3. The Greystone: 1947.
It’s on the same spot, but the building is new. Founder Tom Kanos came from Greece in 1941 and opened a small pub, called Tommy’s Tap by locals, in the back of an old Kerr Drugs at South Boulevard and Greystone Road. Kanos’ son-in-law, Andy Koutsokalis, took over in 1976, and now his son, Tommy Koutsokalis, runs it. The original building was torn down when the family built a small shopping center. Every generation has put a mark on it, Koutsokalis says: That’s why there are three different signs (Greystone Restaurant, Greystone Pub and Greystone Bar & Grill). 3039 South Blvd., 11 a.m.-midnight Sunday-Thursday, 11 a.m.-2 a.m. Friday and Saturday.

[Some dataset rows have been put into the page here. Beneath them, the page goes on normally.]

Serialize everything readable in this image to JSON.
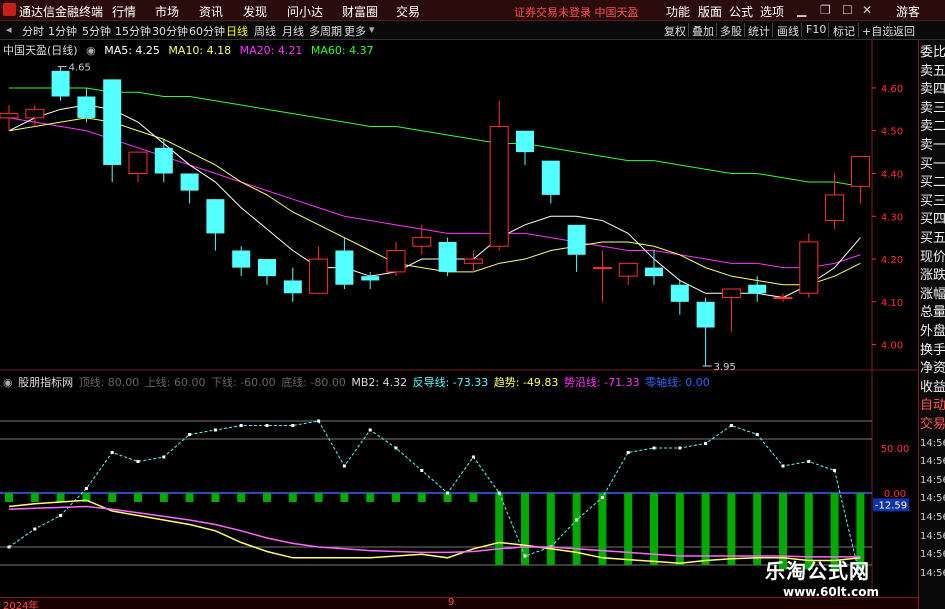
{
  "titlebar": {
    "app_name": "通达信金融终端",
    "menus": [
      "行情",
      "市场",
      "资讯",
      "发现",
      "问小达",
      "财富圈",
      "交易"
    ],
    "notice": "证券交易未登录",
    "notice_stock": "中国天盈",
    "right": [
      "功能",
      "版面",
      "公式",
      "选项"
    ],
    "guest": "游客"
  },
  "toolbar": {
    "periods": [
      "分时",
      "1分钟",
      "5分钟",
      "15分钟",
      "30分钟",
      "60分钟",
      "日线",
      "周线",
      "月线",
      "多周期",
      "更多"
    ],
    "active_period": "日线",
    "tools": [
      "复权",
      "叠加",
      "多股",
      "统计",
      "画线",
      "F10",
      "标记",
      "+自选",
      "返回"
    ]
  },
  "main_legend": {
    "stock": "中国天盈(日线)",
    "ma5": "MA5: 4.25",
    "ma10": "MA10: 4.18",
    "ma20": "MA20: 4.21",
    "ma60": "MA60: 4.37"
  },
  "price_axis": [
    "4.60",
    "4.50",
    "4.40",
    "4.30",
    "4.20",
    "4.10",
    "4.00"
  ],
  "annotations": {
    "high": "4.65",
    "low": "3.95"
  },
  "indicator_legend": {
    "name": "股朋指标网",
    "l1": "顶线: 80.00",
    "l2": "上线: 60.00",
    "l3": "下线: -60.00",
    "l4": "底线: -80.00",
    "mb2": "MB2: 4.32",
    "fd": "反导线: -73.33",
    "qs": "趋势: -49.83",
    "sy": "势沿线: -71.33",
    "zero": "零轴线: 0.00"
  },
  "indicator_axis": [
    "50.00",
    "0.00"
  ],
  "indicator_value": "-12.59",
  "right_panel": [
    "委比",
    "卖五",
    "卖四",
    "卖三",
    "卖二",
    "卖一",
    "买一",
    "买二",
    "买三",
    "买四",
    "买五",
    "现价",
    "涨跌",
    "涨幅",
    "总量",
    "外盘",
    "换手",
    "净资",
    "收益",
    "自动",
    "交易",
    "14:56",
    "14:56",
    "14:56",
    "14:56",
    "14:56",
    "14:56",
    "14:56",
    "14:56"
  ],
  "bottom": {
    "year": "2024年",
    "month_mark": "9"
  },
  "watermark": {
    "line1": "乐淘公式网",
    "line2": "www.60lt.com"
  },
  "colors": {
    "up": "#ff3030",
    "down": "#54ffff",
    "ma5": "#ffffff",
    "ma10": "#ffff66",
    "ma20": "#ff33ff",
    "ma60": "#33ff33"
  },
  "chart_data": {
    "type": "candlestick",
    "price_range": [
      3.95,
      4.67
    ],
    "candles": [
      {
        "o": 4.53,
        "h": 4.56,
        "l": 4.5,
        "c": 4.54
      },
      {
        "o": 4.53,
        "h": 4.56,
        "l": 4.51,
        "c": 4.55
      },
      {
        "o": 4.64,
        "h": 4.65,
        "l": 4.57,
        "c": 4.58
      },
      {
        "o": 4.58,
        "h": 4.6,
        "l": 4.52,
        "c": 4.53
      },
      {
        "o": 4.62,
        "h": 4.62,
        "l": 4.38,
        "c": 4.42
      },
      {
        "o": 4.4,
        "h": 4.45,
        "l": 4.38,
        "c": 4.45
      },
      {
        "o": 4.46,
        "h": 4.48,
        "l": 4.38,
        "c": 4.4
      },
      {
        "o": 4.4,
        "h": 4.4,
        "l": 4.33,
        "c": 4.36
      },
      {
        "o": 4.34,
        "h": 4.34,
        "l": 4.22,
        "c": 4.26
      },
      {
        "o": 4.22,
        "h": 4.23,
        "l": 4.16,
        "c": 4.18
      },
      {
        "o": 4.2,
        "h": 4.2,
        "l": 4.14,
        "c": 4.16
      },
      {
        "o": 4.15,
        "h": 4.18,
        "l": 4.1,
        "c": 4.12
      },
      {
        "o": 4.12,
        "h": 4.23,
        "l": 4.12,
        "c": 4.2
      },
      {
        "o": 4.22,
        "h": 4.25,
        "l": 4.13,
        "c": 4.14
      },
      {
        "o": 4.16,
        "h": 4.17,
        "l": 4.13,
        "c": 4.15
      },
      {
        "o": 4.17,
        "h": 4.24,
        "l": 4.16,
        "c": 4.22
      },
      {
        "o": 4.23,
        "h": 4.28,
        "l": 4.21,
        "c": 4.25
      },
      {
        "o": 4.24,
        "h": 4.25,
        "l": 4.16,
        "c": 4.17
      },
      {
        "o": 4.19,
        "h": 4.22,
        "l": 4.17,
        "c": 4.2
      },
      {
        "o": 4.23,
        "h": 4.57,
        "l": 4.22,
        "c": 4.51
      },
      {
        "o": 4.5,
        "h": 4.5,
        "l": 4.42,
        "c": 4.45
      },
      {
        "o": 4.43,
        "h": 4.43,
        "l": 4.33,
        "c": 4.35
      },
      {
        "o": 4.28,
        "h": 4.28,
        "l": 4.17,
        "c": 4.21
      },
      {
        "o": 4.18,
        "h": 4.22,
        "l": 4.1,
        "c": 4.18
      },
      {
        "o": 4.16,
        "h": 4.19,
        "l": 4.14,
        "c": 4.19
      },
      {
        "o": 4.18,
        "h": 4.22,
        "l": 4.14,
        "c": 4.16
      },
      {
        "o": 4.14,
        "h": 4.15,
        "l": 4.07,
        "c": 4.1
      },
      {
        "o": 4.1,
        "h": 4.11,
        "l": 3.95,
        "c": 4.04
      },
      {
        "o": 4.11,
        "h": 4.12,
        "l": 4.03,
        "c": 4.13
      },
      {
        "o": 4.14,
        "h": 4.16,
        "l": 4.1,
        "c": 4.12
      },
      {
        "o": 4.11,
        "h": 4.12,
        "l": 4.1,
        "c": 4.11
      },
      {
        "o": 4.12,
        "h": 4.26,
        "l": 4.11,
        "c": 4.24
      },
      {
        "o": 4.29,
        "h": 4.4,
        "l": 4.27,
        "c": 4.35
      },
      {
        "o": 4.37,
        "h": 4.44,
        "l": 4.33,
        "c": 4.44
      }
    ],
    "ma5": [
      4.5,
      4.53,
      4.55,
      4.56,
      4.55,
      4.52,
      4.47,
      4.42,
      4.38,
      4.32,
      4.27,
      4.22,
      4.18,
      4.18,
      4.16,
      4.17,
      4.2,
      4.2,
      4.2,
      4.25,
      4.28,
      4.3,
      4.3,
      4.29,
      4.26,
      4.2,
      4.15,
      4.12,
      4.12,
      4.12,
      4.11,
      4.14,
      4.18,
      4.25
    ],
    "ma10": [
      4.5,
      4.51,
      4.52,
      4.53,
      4.52,
      4.5,
      4.48,
      4.45,
      4.42,
      4.38,
      4.35,
      4.31,
      4.28,
      4.25,
      4.22,
      4.19,
      4.18,
      4.17,
      4.17,
      4.19,
      4.2,
      4.22,
      4.23,
      4.24,
      4.24,
      4.23,
      4.21,
      4.18,
      4.16,
      4.15,
      4.14,
      4.14,
      4.16,
      4.19
    ],
    "ma20": [
      4.53,
      4.52,
      4.51,
      4.5,
      4.48,
      4.46,
      4.44,
      4.42,
      4.4,
      4.38,
      4.36,
      4.34,
      4.32,
      4.3,
      4.29,
      4.28,
      4.27,
      4.26,
      4.26,
      4.26,
      4.26,
      4.25,
      4.24,
      4.23,
      4.22,
      4.22,
      4.21,
      4.2,
      4.19,
      4.19,
      4.18,
      4.18,
      4.19,
      4.21
    ],
    "ma60": [
      4.6,
      4.6,
      4.6,
      4.6,
      4.59,
      4.59,
      4.58,
      4.58,
      4.57,
      4.56,
      4.55,
      4.54,
      4.53,
      4.52,
      4.51,
      4.51,
      4.5,
      4.49,
      4.48,
      4.47,
      4.47,
      4.46,
      4.45,
      4.44,
      4.43,
      4.43,
      4.42,
      4.41,
      4.4,
      4.4,
      4.39,
      4.38,
      4.38,
      4.37
    ],
    "indicator_range": [
      -110,
      120
    ],
    "indicator_levels": [
      80,
      60,
      -60,
      -80
    ],
    "indicator_dashed": [
      -60,
      -40,
      -25,
      5,
      45,
      35,
      40,
      65,
      70,
      75,
      75,
      75,
      80,
      30,
      70,
      50,
      25,
      0,
      40,
      0,
      -70,
      -60,
      -30,
      -5,
      45,
      50,
      50,
      55,
      75,
      65,
      30,
      35,
      25,
      -95
    ],
    "indicator_bars": [
      -10,
      -10,
      -10,
      -10,
      -10,
      -10,
      -10,
      -10,
      -10,
      -10,
      -10,
      -10,
      -10,
      -10,
      -10,
      -10,
      -10,
      -10,
      -10,
      -80,
      -80,
      -80,
      -80,
      -80,
      -80,
      -80,
      -80,
      -80,
      -80,
      -80,
      -85,
      -85,
      -85,
      -85
    ],
    "indicator_trend": [
      -15,
      -12,
      -10,
      -8,
      -20,
      -25,
      -30,
      -35,
      -42,
      -55,
      -65,
      -72,
      -72,
      -72,
      -72,
      -70,
      -68,
      -72,
      -62,
      -55,
      -58,
      -62,
      -66,
      -72,
      -74,
      -76,
      -78,
      -75,
      -73,
      -72,
      -72,
      -75,
      -75,
      -72
    ],
    "indicator_edge": [
      -18,
      -17,
      -16,
      -15,
      -18,
      -22,
      -26,
      -30,
      -35,
      -42,
      -50,
      -56,
      -60,
      -62,
      -64,
      -65,
      -66,
      -66,
      -65,
      -62,
      -60,
      -60,
      -62,
      -64,
      -66,
      -68,
      -70,
      -70,
      -70,
      -70,
      -70,
      -71,
      -71,
      -71
    ]
  }
}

2. The Diamond: 1945.
The James family built the Diamond Soda Grill in 1945 and sold it to Jerry Pistolis in 1982. While the building is the same, a team that included current owners Andy Kastanas (of Soul Gastrolounge) and John Fuller took it over in 2010 and gave the inside and the menu a spiffing up, with a retro-modern style. 1901 Commonwealth Ave., 11 a.m.-11 p.m. Sunday-Thursday, 11 a.m.-4 a.m. Friday and Saturday.
1. Green’s Lunch: 1926.
What would founder Robert Green think about the signs inside for “Free Wi-Fi” and social media links? In 1926, the only wireless was a radio, and social links were golf games. Green opened his hot dog stand in an existing diner near 4th and Mint streets and his wife sold it to Philip Katopodis in 1945. Katopodis’ daughter, Joanna Sikoitis, runs it today, still serving people who dash over from the federal courthouse for a dog all the way (ketchup, mustard, onions, slaw and spicy brown chili). Pro tip: Onion rings are fried by the order, so they’re always hot. 309 W. 4th St., 7:30 a.m.-3 p.m. Monday-Friday, 9:30 a.m.-2 p.m. Saturday, closed Sunday.
Which restaurant do you miss the most?
Even though a lot of Charlotte classics are still around, we’ve also lost some great ones. Which Charlotte restaurant do you miss the most? Send us an email at firstname.lastname@example.org to tell us about it (or them).